Gemalto, a digital security firm, has withdrawn a report which claimed that data breach incidences in India were the second-largest in the world on account of compromise in the Aadhaar database.
In a statement released by the company CEO Philippe Vallee, Gemalto apologised for the erroneous report and press release. “Gemalto profusely regrets on its Breach Level Index Report 2018 and the subsequent press release issued in India on 15th October where it has by mistake taken into account an unverified news article about alleged Aadhaar data breach.”
The release further stated, “All concerned parties should take note that we have not been able to find any verified or unsubstantiated data breach of Aadhaar data. Gemalto has caused prejudices in the minds of the general public and we deeply regret it. We never intended to malign Aadhaar, India’s prestigious identity mission project.”
In the report which has now been withdraw, Gemalto claimed there were 945 data breaches which led to 4.5 billion data records being compromised worldwide. Out of which, over one billion data records have been exposed in India due to the breach in the Aadhaar database.
Concerns on Aadhaar security
There have been numerous concerns about the safety of Aadhaar security. In September this year, a report by a media outlet said the Aadhaar database was compromised by a software patch that disables critical security features of the software to enrol.

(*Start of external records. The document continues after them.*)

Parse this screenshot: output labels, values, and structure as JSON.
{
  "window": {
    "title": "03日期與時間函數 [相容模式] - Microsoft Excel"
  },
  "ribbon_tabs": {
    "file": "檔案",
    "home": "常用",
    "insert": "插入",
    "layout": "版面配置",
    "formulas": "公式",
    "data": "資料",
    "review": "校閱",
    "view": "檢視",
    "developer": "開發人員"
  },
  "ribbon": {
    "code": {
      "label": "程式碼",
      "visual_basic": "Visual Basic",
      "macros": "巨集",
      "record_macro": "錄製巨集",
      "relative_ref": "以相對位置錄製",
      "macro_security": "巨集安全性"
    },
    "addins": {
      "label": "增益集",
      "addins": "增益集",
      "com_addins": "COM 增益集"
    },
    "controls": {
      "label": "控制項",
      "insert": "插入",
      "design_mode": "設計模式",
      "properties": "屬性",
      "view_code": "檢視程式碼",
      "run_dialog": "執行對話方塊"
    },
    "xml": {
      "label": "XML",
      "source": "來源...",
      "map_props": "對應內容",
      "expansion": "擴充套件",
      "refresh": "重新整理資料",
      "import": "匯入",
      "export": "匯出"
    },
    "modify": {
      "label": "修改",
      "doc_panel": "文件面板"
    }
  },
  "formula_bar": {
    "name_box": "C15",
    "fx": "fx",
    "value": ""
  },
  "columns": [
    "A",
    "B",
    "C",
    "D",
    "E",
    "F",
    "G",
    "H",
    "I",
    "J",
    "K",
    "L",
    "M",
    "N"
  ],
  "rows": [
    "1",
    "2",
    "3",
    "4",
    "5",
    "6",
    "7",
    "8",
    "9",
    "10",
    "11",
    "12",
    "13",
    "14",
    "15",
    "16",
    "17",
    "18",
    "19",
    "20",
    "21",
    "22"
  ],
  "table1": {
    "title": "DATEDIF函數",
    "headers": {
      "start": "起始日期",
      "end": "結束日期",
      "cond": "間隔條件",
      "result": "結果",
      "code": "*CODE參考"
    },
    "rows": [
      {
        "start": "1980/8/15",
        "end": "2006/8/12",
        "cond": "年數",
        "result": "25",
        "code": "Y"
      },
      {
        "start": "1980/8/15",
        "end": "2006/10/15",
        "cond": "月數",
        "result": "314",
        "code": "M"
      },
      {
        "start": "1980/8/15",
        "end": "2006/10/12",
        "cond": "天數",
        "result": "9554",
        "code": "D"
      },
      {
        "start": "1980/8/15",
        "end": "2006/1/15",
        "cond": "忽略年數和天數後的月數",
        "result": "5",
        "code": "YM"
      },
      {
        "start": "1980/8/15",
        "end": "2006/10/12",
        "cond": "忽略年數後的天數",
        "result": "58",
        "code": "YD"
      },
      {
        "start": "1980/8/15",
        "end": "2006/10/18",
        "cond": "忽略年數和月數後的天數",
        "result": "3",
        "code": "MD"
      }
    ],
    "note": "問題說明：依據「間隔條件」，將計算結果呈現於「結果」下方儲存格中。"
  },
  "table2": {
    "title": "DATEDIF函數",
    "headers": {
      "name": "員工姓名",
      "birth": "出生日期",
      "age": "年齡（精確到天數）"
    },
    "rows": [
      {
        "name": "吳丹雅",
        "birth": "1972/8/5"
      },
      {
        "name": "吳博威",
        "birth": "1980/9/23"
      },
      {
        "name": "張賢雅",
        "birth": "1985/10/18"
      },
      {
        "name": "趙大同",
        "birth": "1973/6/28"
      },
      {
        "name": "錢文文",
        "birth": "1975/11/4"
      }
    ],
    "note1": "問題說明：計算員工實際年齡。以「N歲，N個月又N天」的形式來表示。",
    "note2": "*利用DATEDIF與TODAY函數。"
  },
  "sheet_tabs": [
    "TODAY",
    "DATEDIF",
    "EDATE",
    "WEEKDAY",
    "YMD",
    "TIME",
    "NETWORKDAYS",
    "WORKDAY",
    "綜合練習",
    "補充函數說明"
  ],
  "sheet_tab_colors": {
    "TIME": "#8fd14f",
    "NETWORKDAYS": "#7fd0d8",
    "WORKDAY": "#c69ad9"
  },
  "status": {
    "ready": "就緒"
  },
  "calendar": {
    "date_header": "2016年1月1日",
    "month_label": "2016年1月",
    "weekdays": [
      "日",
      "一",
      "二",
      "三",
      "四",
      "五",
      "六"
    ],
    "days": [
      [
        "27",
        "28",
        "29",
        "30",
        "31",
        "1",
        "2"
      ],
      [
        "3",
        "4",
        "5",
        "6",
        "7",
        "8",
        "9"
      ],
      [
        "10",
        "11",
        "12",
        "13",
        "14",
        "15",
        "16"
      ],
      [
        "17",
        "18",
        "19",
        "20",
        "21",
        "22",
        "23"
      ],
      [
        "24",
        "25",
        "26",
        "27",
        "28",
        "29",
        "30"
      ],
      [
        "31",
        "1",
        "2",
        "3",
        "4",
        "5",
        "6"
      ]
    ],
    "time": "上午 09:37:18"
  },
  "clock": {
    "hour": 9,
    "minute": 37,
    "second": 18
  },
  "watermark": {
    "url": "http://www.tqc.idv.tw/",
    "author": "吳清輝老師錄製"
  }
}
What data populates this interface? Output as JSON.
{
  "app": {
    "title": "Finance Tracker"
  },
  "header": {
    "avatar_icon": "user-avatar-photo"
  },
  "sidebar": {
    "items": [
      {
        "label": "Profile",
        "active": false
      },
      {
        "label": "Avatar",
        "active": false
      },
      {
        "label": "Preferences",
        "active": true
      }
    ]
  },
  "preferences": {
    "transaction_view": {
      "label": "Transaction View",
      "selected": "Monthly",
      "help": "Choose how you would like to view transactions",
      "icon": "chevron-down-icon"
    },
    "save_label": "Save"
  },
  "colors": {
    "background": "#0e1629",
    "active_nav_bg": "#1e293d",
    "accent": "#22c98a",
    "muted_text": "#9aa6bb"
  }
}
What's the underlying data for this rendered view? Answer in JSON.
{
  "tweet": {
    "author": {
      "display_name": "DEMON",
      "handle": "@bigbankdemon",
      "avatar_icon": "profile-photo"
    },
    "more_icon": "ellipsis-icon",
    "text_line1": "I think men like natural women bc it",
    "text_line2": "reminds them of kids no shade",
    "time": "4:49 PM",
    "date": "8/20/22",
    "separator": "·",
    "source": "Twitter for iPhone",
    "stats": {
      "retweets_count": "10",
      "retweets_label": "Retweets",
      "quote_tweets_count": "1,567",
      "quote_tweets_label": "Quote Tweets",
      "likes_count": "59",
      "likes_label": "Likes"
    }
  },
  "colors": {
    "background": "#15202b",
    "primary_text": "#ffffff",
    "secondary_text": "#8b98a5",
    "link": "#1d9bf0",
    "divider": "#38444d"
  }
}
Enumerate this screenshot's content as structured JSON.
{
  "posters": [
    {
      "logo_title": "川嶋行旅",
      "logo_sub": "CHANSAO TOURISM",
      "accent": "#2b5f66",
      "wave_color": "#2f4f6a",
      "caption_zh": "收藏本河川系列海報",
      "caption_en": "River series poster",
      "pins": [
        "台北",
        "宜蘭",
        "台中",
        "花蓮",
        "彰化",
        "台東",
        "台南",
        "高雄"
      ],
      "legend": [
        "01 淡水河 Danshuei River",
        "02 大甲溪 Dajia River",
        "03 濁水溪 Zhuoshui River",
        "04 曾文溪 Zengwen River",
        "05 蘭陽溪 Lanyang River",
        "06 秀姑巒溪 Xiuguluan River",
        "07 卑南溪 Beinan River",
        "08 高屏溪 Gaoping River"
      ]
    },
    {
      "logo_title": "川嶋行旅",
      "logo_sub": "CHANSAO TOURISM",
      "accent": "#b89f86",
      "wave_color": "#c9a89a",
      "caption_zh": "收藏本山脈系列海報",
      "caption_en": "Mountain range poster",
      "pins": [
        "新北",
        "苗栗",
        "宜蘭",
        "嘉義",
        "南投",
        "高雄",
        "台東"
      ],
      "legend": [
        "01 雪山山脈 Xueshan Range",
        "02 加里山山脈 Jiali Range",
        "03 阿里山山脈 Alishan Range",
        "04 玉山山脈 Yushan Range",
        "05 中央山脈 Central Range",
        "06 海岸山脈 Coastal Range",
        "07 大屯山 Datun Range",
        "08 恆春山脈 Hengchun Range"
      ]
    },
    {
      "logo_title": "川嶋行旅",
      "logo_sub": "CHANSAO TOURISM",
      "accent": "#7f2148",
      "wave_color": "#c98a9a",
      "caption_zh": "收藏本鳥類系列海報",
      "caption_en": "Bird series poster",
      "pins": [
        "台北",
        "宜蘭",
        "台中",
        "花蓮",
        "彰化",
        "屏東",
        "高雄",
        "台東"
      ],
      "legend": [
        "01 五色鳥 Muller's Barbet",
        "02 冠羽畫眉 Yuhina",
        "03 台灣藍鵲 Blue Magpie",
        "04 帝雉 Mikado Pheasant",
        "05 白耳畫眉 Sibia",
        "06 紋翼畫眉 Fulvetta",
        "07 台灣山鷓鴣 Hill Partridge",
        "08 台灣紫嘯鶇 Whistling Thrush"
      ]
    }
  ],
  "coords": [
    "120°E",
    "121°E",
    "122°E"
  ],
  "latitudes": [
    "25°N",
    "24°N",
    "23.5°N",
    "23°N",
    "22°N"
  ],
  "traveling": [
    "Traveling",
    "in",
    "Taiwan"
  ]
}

However, it was a report in the Tribune newspaper that first exposed the dangers of the breach to Aadhaar security. The report had stated how demographic data associated with Aadhaar numbers was being sold by anonymous sellers over WhatsApp for as little as Rs 500. Following the report, the UIDAI filed an FIR against the newspaper and the reporter under IPC Sections 419 (punishment for cheating by impersonation), 420 (cheating), 468 (forgery) and 471 (using as genuine a forged document), as well Section 66 of the IT Act and Section 36/37 of the Aadhaar Act.